A dispute over the ownership of stand-up paddling is damaging the sport's chances of featuring at Paris 2024 and needs to be resolved soon if the discipline is to be included on the Olympic programme, according to the head of the Association of Paddlesurf Professionals (APP).
APP chief executive Tristan Boxford told insidethegames that it would be a "shame to miss out on such a great opportunity because of in-fighting" as the row between the International Surfing Association (ISA) and International Canoe Federation (ICF) heads to the Court of Arbitration for Sport (CAS).
Boxford said the APP, which has backed the ISA as the true governing body for SUP and organises an annual world tour in the discipline, was "watching closely" to see the result of the arbitration.
The former professional windsurfer claimed representatives of the International Olympic Committee (IOC) "love" the sport and had expressed excitement about SUP owing to its youthful appeal.

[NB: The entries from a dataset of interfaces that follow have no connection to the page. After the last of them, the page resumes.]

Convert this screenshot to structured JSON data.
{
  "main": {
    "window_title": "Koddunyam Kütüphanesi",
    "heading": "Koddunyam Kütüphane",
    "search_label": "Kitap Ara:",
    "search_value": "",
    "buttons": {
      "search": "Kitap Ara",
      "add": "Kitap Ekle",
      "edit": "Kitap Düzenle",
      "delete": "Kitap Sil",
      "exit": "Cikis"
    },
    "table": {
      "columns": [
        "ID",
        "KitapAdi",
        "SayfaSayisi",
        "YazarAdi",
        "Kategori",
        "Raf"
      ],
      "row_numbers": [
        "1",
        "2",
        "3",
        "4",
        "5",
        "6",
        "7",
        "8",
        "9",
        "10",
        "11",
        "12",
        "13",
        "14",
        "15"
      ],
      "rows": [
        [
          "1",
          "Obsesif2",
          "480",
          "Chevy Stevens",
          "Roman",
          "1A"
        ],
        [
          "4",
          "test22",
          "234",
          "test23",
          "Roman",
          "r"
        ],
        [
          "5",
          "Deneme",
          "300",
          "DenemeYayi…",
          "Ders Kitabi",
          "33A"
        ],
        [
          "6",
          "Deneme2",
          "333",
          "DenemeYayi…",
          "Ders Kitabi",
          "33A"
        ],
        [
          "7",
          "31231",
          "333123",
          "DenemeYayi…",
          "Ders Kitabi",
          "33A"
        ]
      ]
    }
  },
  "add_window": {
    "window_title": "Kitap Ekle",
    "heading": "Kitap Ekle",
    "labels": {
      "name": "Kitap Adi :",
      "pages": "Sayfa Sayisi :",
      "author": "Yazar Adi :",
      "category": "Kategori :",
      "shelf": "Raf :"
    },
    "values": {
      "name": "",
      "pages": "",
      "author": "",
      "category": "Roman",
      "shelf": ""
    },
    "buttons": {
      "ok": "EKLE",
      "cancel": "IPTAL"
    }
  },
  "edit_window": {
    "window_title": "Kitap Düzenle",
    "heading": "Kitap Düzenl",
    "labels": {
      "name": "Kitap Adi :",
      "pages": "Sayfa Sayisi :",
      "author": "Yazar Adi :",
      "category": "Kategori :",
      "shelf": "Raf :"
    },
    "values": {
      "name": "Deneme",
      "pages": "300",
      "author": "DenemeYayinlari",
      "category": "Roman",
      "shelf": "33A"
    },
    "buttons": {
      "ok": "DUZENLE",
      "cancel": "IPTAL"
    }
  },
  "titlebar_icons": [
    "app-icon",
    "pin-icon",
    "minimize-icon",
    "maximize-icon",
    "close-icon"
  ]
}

"They think it is right for the direction the Olympics are going but they just want a resolution," Boxford said.
Boxford remains hopeful that SUP will be included at Paris 2024 – it could yet be added as a new discipline by the IOC – but warned the dispute needs to be settled sooner rather than later.
Both the ISA and ICF claim ownership of SUP and have not been able to reach an agreement.
The case will now be settled by the CAS, although an exact timeline is yet to be established.
"SUP has the youthful vibe the IOC is looking for," he said.
"Paris is an ideal venue as it is the second biggest market in the world.
"Its popularity is huge and it would be a shame to miss out on that because of in-fighting.
"It needs to get resolved quickly."
The ICF is due to host its own World Championships in the discipline in China later this year, which has further angered the ISA.
The ICF tried to host a SUP World Championships last year in Portugal but it was forced to cancel the event after the Portuguese Court of Arbitration for Sport ruled the country's national surfing body had exclusive control of the discipline.
Both organisations claim to have historic ties to SUP.
The discipline involves athletes standing on a board and using a paddle to move across the water – thus requiring elements of both canoeing and surfing.